You have created some outstanding commissions for many influential clients. Any favourites?

“One of my favourite commissions was to make ‘Quiet Listening’ a sculpture for the roof of Belvelly Castle, Co Cork. It was quite daunting, the castle is incredibly beautiful, so the sculpture needed to be strong but also to sit quietly in the space. When you walk into a castle more than any other building, you think of your ancestors, and you quietly listen to stories of a different time. I wanted to make a piece that would reflect that feeling and so I made a human figure quietly contemplating a tree. The tree captivates the figure there is a visual connection between the two, human with nature, present with past. I like to think he is pondering the bigger questions; Who am I? Why am I? Past and present, man and nature. The five metre tree is 24ct gold leafed and the three metre figure is patinated a rich dark green.

I was commissioned to make a piece for the Sabanci Family in Istanbul for their International art collection. It was site specific, a nice location beside a river. I spent some time with them to get to know them before making a very personalised sculpture, a piece called ’Flow’ an eight-metre vivid blue quarter ellipse with a female figure where her legs elongate into drops of water, she is seated over the river. I made the sculpture in Ireland and then shipped it to Istanbul for the installation.
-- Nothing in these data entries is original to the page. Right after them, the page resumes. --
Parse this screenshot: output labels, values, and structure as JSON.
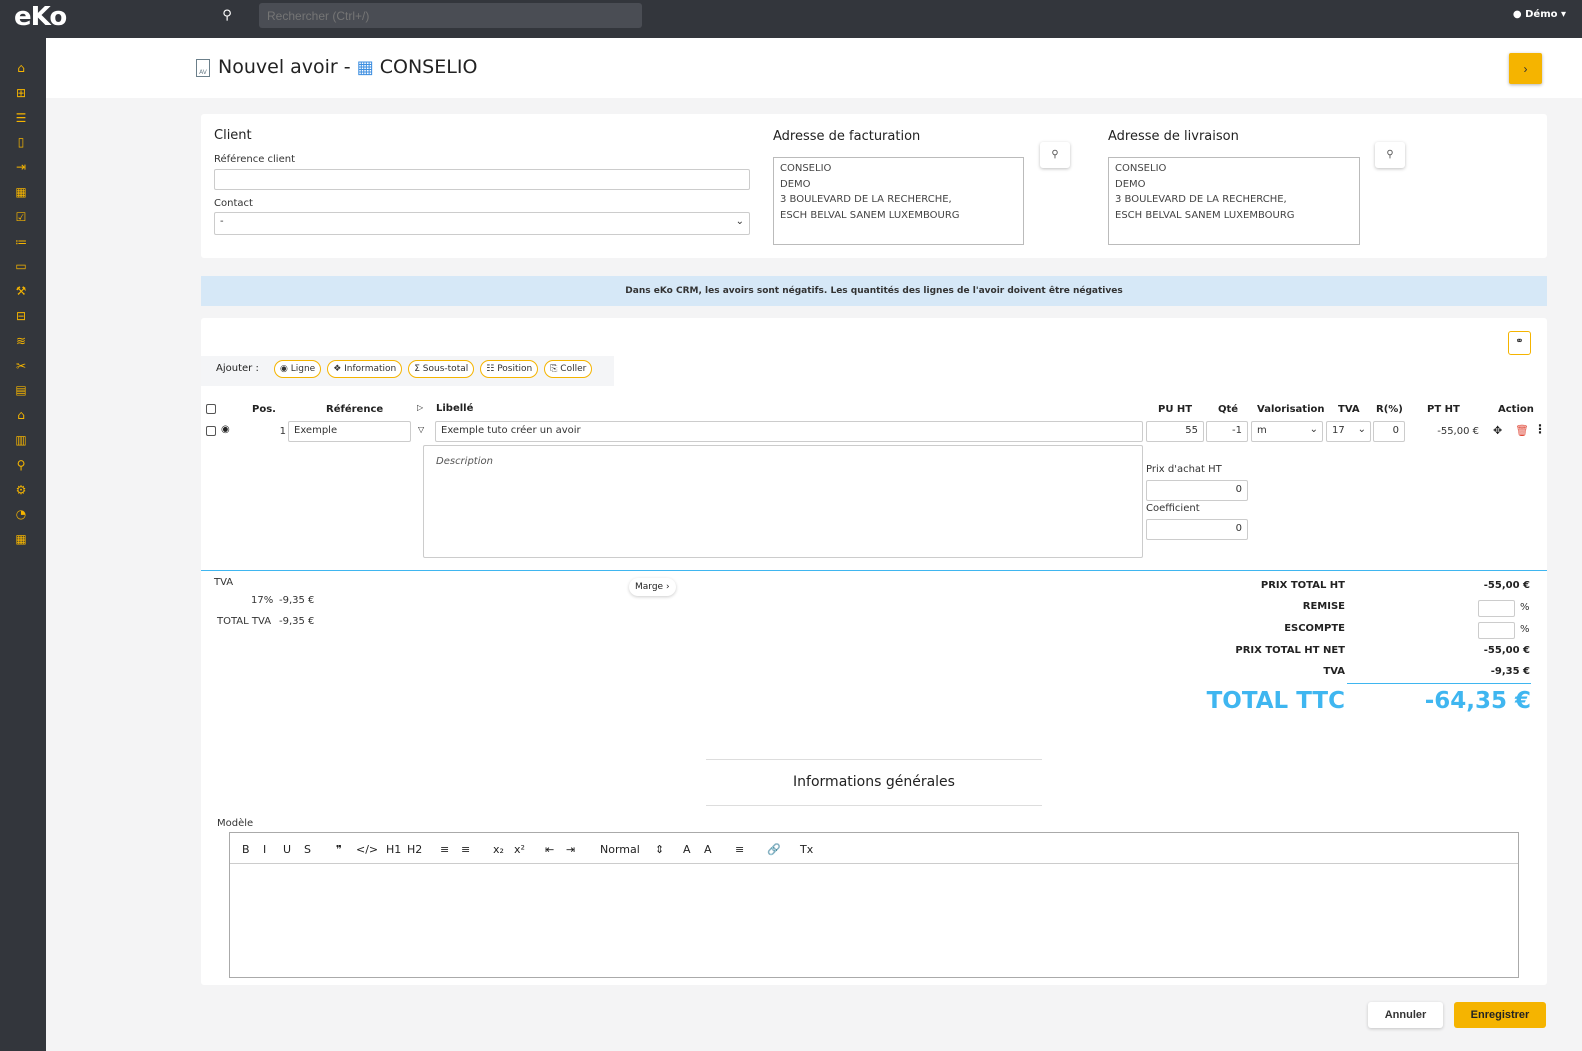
{
  "topbar": {
    "logo": "eKo",
    "search_placeholder": "Rechercher (Ctrl+/)",
    "user": "Démo"
  },
  "sidebar": {
    "icons": [
      "home-icon",
      "plus-square-icon",
      "list-icon",
      "file-icon",
      "file-export-icon",
      "calendar-icon",
      "calendar-check-icon",
      "tasks-icon",
      "folder-open-icon",
      "tools-icon",
      "sitemap-icon",
      "layers-icon",
      "wrench-icon",
      "book-icon",
      "boxes-icon",
      "chart-bar-icon",
      "search-icon",
      "cogs-icon",
      "chart-pie-icon",
      "calculator-icon"
    ]
  },
  "header": {
    "title": "Nouvel avoir -",
    "client_name": "CONSELIO",
    "av_badge": "AV"
  },
  "client": {
    "heading": "Client",
    "ref_label": "Référence client",
    "ref_value": "",
    "contact_label": "Contact",
    "contact_value": "-"
  },
  "billing": {
    "heading": "Adresse de facturation",
    "lines": [
      "CONSELIO",
      "DEMO",
      "3 BOULEVARD DE LA RECHERCHE,",
      "ESCH BELVAL SANEM LUXEMBOURG"
    ]
  },
  "delivery": {
    "heading": "Adresse de livraison",
    "lines": [
      "CONSELIO",
      "DEMO",
      "3 BOULEVARD DE LA RECHERCHE,",
      "ESCH BELVAL SANEM LUXEMBOURG"
    ]
  },
  "notice": "Dans eKo CRM, les avoirs sont négatifs. Les quantités des lignes de l'avoir doivent être négatives",
  "add": {
    "label": "Ajouter :",
    "buttons": [
      "Ligne",
      "Information",
      "Sous-total",
      "Position",
      "Coller"
    ]
  },
  "columns": {
    "pos": "Pos.",
    "ref": "Référence",
    "libelle": "Libellé",
    "pu": "PU HT",
    "qte": "Qté",
    "valo": "Valorisation",
    "tva": "TVA",
    "r": "R(%)",
    "pt": "PT HT",
    "action": "Action"
  },
  "line": {
    "pos": "1",
    "ref": "Exemple",
    "libelle": "Exemple tuto créer un avoir",
    "pu": "55",
    "qte": "-1",
    "valo": "m",
    "tva": "17",
    "r": "0",
    "pt": "-55,00 €",
    "description_placeholder": "Description",
    "achat_label": "Prix d'achat HT",
    "achat": "0",
    "coef_label": "Coefficient",
    "coef": "0"
  },
  "tva_summary": {
    "label": "TVA",
    "rate": "17%",
    "amount": "-9,35 €",
    "total_label": "TOTAL TVA",
    "total": "-9,35 €"
  },
  "marge": "Marge",
  "totals": {
    "prix_total_ht_label": "PRIX TOTAL HT",
    "prix_total_ht": "-55,00 €",
    "remise_label": "REMISE",
    "escompte_label": "ESCOMPTE",
    "pct": "%",
    "net_label": "PRIX TOTAL HT NET",
    "net": "-55,00 €",
    "tva_label": "TVA",
    "tva": "-9,35 €",
    "ttc_label": "TOTAL TTC",
    "ttc": "-64,35 €"
  },
  "general": {
    "heading": "Informations générales",
    "modele_label": "Modèle",
    "format": "Normal"
  },
  "footer": {
    "cancel": "Annuler",
    "save": "Enregistrer"
  },
  "colors": {
    "accent": "#f5b400",
    "total": "#3fb6f0",
    "dark": "#33363c"
  }
}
The sculpture I made for Hillary Swank was commissioned by Cecelia Ahern when she was working with her on a movie.”

The female figure is very important to your work; can you explain more about this motif?
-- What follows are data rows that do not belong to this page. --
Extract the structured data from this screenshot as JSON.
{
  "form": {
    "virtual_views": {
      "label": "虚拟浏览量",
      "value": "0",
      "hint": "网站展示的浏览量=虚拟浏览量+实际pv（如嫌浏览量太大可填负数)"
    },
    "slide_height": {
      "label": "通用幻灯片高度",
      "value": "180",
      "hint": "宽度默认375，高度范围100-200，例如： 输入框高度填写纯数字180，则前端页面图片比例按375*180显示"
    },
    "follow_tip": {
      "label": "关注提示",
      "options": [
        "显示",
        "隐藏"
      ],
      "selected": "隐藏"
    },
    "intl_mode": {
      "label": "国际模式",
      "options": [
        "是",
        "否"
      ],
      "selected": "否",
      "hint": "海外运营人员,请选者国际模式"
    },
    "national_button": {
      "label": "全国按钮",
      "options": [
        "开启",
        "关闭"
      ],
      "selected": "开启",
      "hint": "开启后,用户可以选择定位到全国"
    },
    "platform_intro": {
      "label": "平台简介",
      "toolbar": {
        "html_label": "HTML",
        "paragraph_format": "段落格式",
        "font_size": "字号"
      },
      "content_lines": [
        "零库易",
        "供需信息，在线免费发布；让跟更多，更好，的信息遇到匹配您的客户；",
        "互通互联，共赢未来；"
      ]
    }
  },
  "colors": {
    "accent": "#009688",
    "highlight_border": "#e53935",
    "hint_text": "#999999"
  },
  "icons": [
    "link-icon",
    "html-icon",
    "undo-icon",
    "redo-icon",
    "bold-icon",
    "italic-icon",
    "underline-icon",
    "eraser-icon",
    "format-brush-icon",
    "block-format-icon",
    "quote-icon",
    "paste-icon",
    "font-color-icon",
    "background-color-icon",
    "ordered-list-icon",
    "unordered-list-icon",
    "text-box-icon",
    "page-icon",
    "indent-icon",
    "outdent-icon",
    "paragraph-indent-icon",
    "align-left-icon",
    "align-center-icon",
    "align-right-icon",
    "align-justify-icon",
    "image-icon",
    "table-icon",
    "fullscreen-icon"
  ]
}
“I am female so that is my perspective, it is natural for me to use the female form to express something, as that is the way I see the world. I also love the concave / convex nature of the shape of a woman.”

Tell us about the materials you use in your work and why you use them?

“I like playing with and exploring different materials, I mainly work with bronze, steel, and fibreglass I enjoy combining elements that may seem incompatible at first, but yet express something in the piece, for example I use corten steel with polished bronze, the industrial with the precious.”


Inspired by Orla’s work? Check out the collections and work from the rest of the CREATE 2021 lineup in Designs for Life.